Ive had no issues whatsoever with the Roval C 38 wheels the Roubaix comes with. Theyre light enough , stiff enough and not too deep section, which suits me because I tend to get blown around like the plastic bag in that scene in American Beauty riding proper aero wheels.
Also, the 21mm internal width is a great match for the 28 and 32mm tyres Ive been running, giving a really nice round profile and, with the smaller size, a pretty smooth rim-to-tyre transition.
A post shared by Matthew Loveridge on Jun 21, 2020 at 10:41am PDT
The Mon Chasserals are roughly 300g lighter than the Rovals at an actual 1,262g, but theyre also quite a bit shallower at just 24mm deep , and narrower at 18mm internal.
The latter dimension matters because it makes them less well suited to wider tyres than the Rovals. In fact, DT Swiss designed these wheels with 25mm tyres in mind, although theyll work just fine with significantly fatter rubber.
The 32mm Contis take on a fairly pronounced lightbulb profile on these rims, but thats hardly the end of the world.
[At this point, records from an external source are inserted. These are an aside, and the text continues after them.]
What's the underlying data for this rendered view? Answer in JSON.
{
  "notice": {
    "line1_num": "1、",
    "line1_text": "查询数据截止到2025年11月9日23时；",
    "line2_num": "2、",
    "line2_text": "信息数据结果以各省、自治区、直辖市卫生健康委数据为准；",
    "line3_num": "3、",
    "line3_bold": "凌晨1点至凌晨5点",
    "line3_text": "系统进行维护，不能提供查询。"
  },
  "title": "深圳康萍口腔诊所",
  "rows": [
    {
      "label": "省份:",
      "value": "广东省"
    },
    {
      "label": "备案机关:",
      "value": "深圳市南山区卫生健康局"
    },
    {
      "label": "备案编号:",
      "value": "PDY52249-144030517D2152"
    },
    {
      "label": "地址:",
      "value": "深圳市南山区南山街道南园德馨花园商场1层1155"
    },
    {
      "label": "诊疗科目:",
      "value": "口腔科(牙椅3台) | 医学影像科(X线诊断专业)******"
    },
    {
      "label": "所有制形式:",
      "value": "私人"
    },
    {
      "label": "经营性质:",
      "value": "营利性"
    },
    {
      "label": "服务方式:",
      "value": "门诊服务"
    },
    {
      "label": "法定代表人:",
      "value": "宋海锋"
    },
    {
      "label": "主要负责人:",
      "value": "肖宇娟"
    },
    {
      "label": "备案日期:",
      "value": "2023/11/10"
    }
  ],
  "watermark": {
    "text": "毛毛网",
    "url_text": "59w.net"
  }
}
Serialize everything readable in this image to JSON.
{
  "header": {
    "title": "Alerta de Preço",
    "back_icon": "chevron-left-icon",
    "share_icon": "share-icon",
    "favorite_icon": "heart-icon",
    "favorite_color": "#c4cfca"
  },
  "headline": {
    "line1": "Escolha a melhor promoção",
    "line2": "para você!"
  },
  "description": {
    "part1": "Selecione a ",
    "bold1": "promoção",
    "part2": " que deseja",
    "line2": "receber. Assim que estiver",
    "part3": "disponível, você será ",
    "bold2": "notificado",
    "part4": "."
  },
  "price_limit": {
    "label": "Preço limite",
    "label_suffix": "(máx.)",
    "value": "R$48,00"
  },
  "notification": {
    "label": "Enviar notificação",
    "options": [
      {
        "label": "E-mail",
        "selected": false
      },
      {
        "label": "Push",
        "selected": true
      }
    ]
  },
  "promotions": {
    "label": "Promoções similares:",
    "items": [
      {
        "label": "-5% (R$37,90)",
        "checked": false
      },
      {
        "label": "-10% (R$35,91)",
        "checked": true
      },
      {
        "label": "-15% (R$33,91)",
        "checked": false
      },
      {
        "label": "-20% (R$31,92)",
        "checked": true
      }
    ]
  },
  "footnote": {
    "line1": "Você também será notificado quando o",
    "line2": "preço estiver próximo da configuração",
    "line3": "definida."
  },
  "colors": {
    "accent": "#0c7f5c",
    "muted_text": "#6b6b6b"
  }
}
So are these wheels an upgrade or a downgrade? I guess its a bit of both. They do look cool, in an understated sort of a way. Theyre also almost criminally expensive at £2,649.99 / 2,948 / $3,734. Look out for a separate review soon.